▶ _About this task_
Go through the records, and copy each line in which the string "icon" is present.

==============================

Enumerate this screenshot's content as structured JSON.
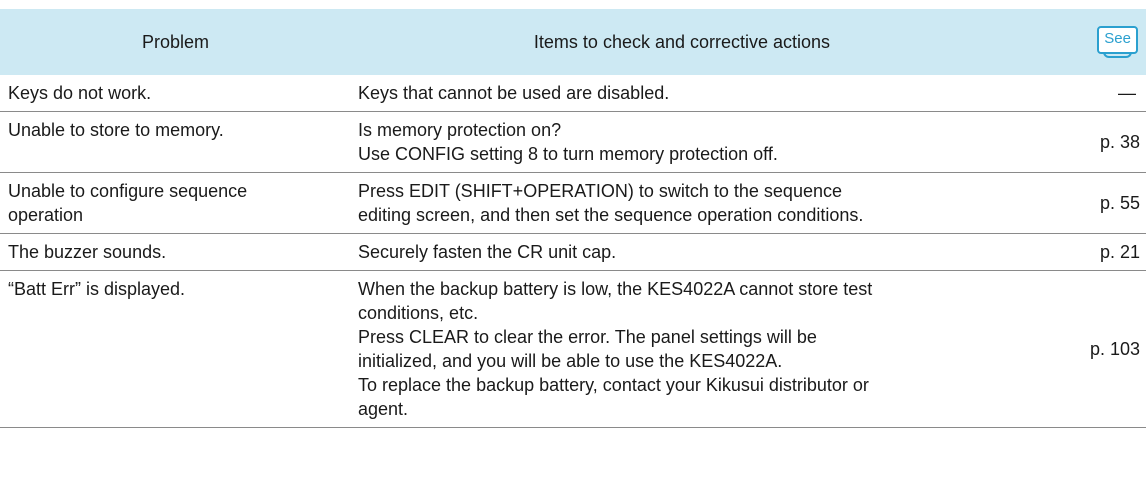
{
  "header": {
    "problem_label": "Problem",
    "actions_label": "Items to check and corrective actions",
    "see_label": "See"
  },
  "rows": [
    {
      "problem": [
        "Keys do not work."
      ],
      "actions": [
        "Keys that cannot be used are disabled."
      ],
      "ref": "—"
    },
    {
      "problem": [
        "Unable to store to memory."
      ],
      "actions": [
        "Is memory protection on?",
        "Use CONFIG setting 8 to turn memory protection off."
      ],
      "ref": "p. 38"
    },
    {
      "problem": [
        "Unable to configure sequence",
        "operation"
      ],
      "actions": [
        "Press EDIT (SHIFT+OPERATION) to switch to the sequence",
        "editing screen, and then set the sequence operation conditions."
      ],
      "ref": "p. 55"
    },
    {
      "problem": [
        "The buzzer sounds."
      ],
      "actions": [
        "Securely fasten the CR unit cap."
      ],
      "ref": "p. 21"
    },
    {
      "problem": [
        "“Batt Err” is displayed."
      ],
      "actions": [
        "When the backup battery is low, the KES4022A cannot store test",
        "conditions, etc.",
        "Press CLEAR to clear the error. The panel settings will be",
        "initialized, and you will be able to use the KES4022A.",
        "To replace the backup battery, contact your Kikusui distributor or",
        "agent."
      ],
      "ref": "p. 103"
    }
  ]
}
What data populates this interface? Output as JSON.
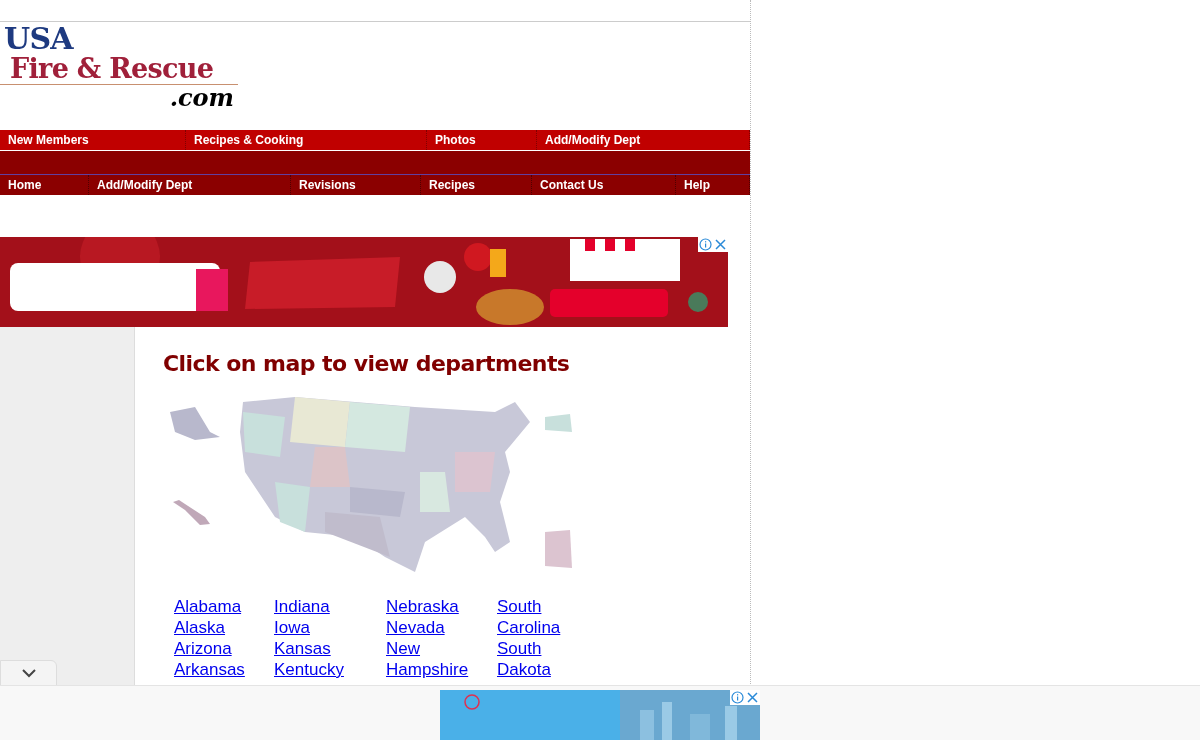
{
  "logo": {
    "line_1": "USA",
    "line_2": "Fire & Rescue",
    "line_3": ".com"
  },
  "nav_primary": [
    "New Members",
    "Recipes & Cooking",
    "Photos",
    "Add/Modify Dept"
  ],
  "nav_secondary": [
    "Home",
    "Add/Modify Dept",
    "Revisions",
    "Recipes",
    "Contact Us",
    "Help"
  ],
  "top_ad": {
    "kind": "picture"
  },
  "main": {
    "heading": "Click on map to view departments",
    "map": {
      "kind": "picture"
    },
    "state_links": [
      [
        "Alabama",
        "Alaska",
        "Arizona",
        "Arkansas"
      ],
      [
        "Indiana",
        "Iowa",
        "Kansas",
        "Kentucky"
      ],
      [
        "Nebraska",
        "Nevada",
        "New",
        "Hampshire"
      ],
      [
        "South",
        "Carolina",
        "South",
        "Dakota"
      ]
    ]
  },
  "bottom_ad": {
    "kind": "picture"
  }
}
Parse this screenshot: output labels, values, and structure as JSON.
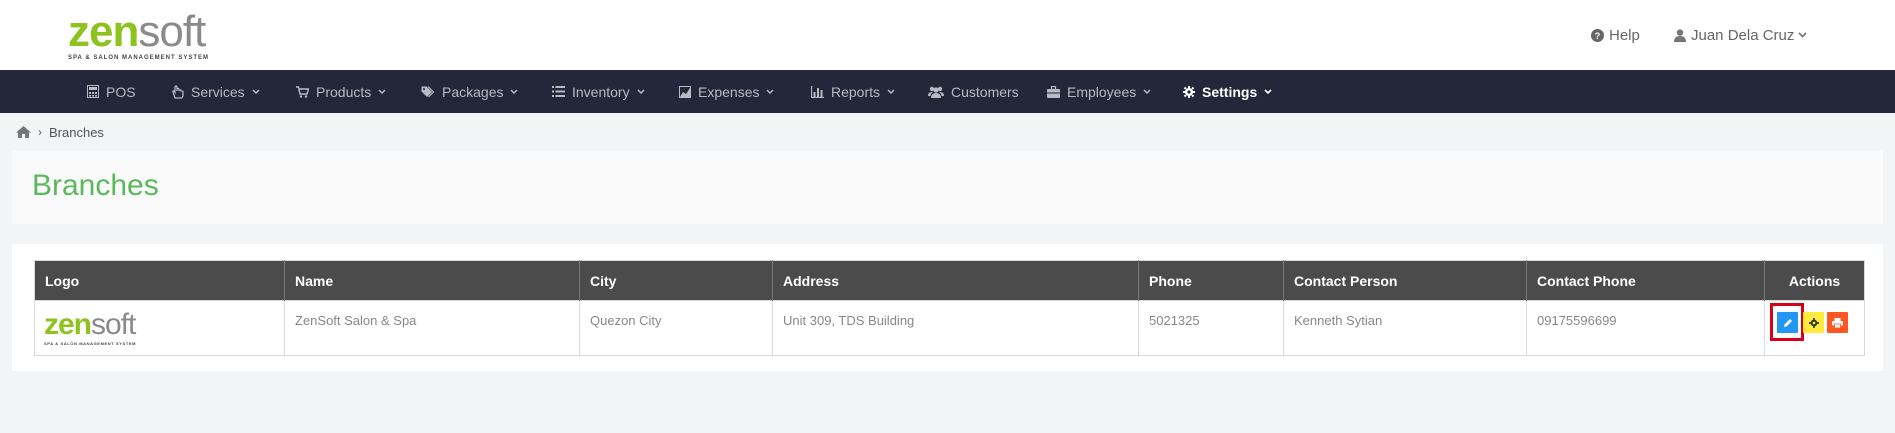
{
  "header": {
    "logo": {
      "word_zen": "zen",
      "word_soft": "soft",
      "tagline": "SPA & SALON MANAGEMENT SYSTEM"
    },
    "help_label": "Help",
    "user_name": "Juan Dela Cruz"
  },
  "nav": {
    "items": [
      {
        "label": "POS",
        "icon": "calculator-icon",
        "dropdown": false
      },
      {
        "label": "Services",
        "icon": "hand-icon",
        "dropdown": true
      },
      {
        "label": "Products",
        "icon": "cart-icon",
        "dropdown": true
      },
      {
        "label": "Packages",
        "icon": "tags-icon",
        "dropdown": true
      },
      {
        "label": "Inventory",
        "icon": "list-icon",
        "dropdown": true
      },
      {
        "label": "Expenses",
        "icon": "chart-area-icon",
        "dropdown": true
      },
      {
        "label": "Reports",
        "icon": "bar-chart-icon",
        "dropdown": true
      },
      {
        "label": "Customers",
        "icon": "users-icon",
        "dropdown": false
      },
      {
        "label": "Employees",
        "icon": "briefcase-icon",
        "dropdown": true
      },
      {
        "label": "Settings",
        "icon": "gear-icon",
        "dropdown": true,
        "active": true
      }
    ]
  },
  "breadcrumb": {
    "current": "Branches"
  },
  "page": {
    "title": "Branches"
  },
  "table": {
    "columns": [
      "Logo",
      "Name",
      "City",
      "Address",
      "Phone",
      "Contact Person",
      "Contact Phone",
      "Actions"
    ],
    "rows": [
      {
        "logo": {
          "word_zen": "zen",
          "word_soft": "soft",
          "tagline": "SPA & SALON MANAGEMENT SYSTEM"
        },
        "name": "ZenSoft Salon & Spa",
        "city": "Quezon City",
        "address": "Unit 309, TDS Building",
        "phone": "5021325",
        "contact_person": "Kenneth Sytian",
        "contact_phone": "09175596699"
      }
    ]
  },
  "colors": {
    "nav_bg": "#24273a",
    "title_green": "#5cb85c",
    "logo_green": "#8dc21f",
    "edit_blue": "#2196f3",
    "settings_yellow": "#ffeb3b",
    "print_orange": "#ff5722",
    "highlight_red": "#d9001b"
  }
}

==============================

▶ _Answer below_
        "icon": "calculator-icon",
        "icon": "hand-icon",
        "icon": "cart-icon",
        "icon": "tags-icon",
        "icon": "list-icon",
        "icon": "chart-area-icon",
        "icon": "bar-chart-icon",
        "icon": "users-icon",
        "icon": "briefcase-icon",
        "icon": "gear-icon",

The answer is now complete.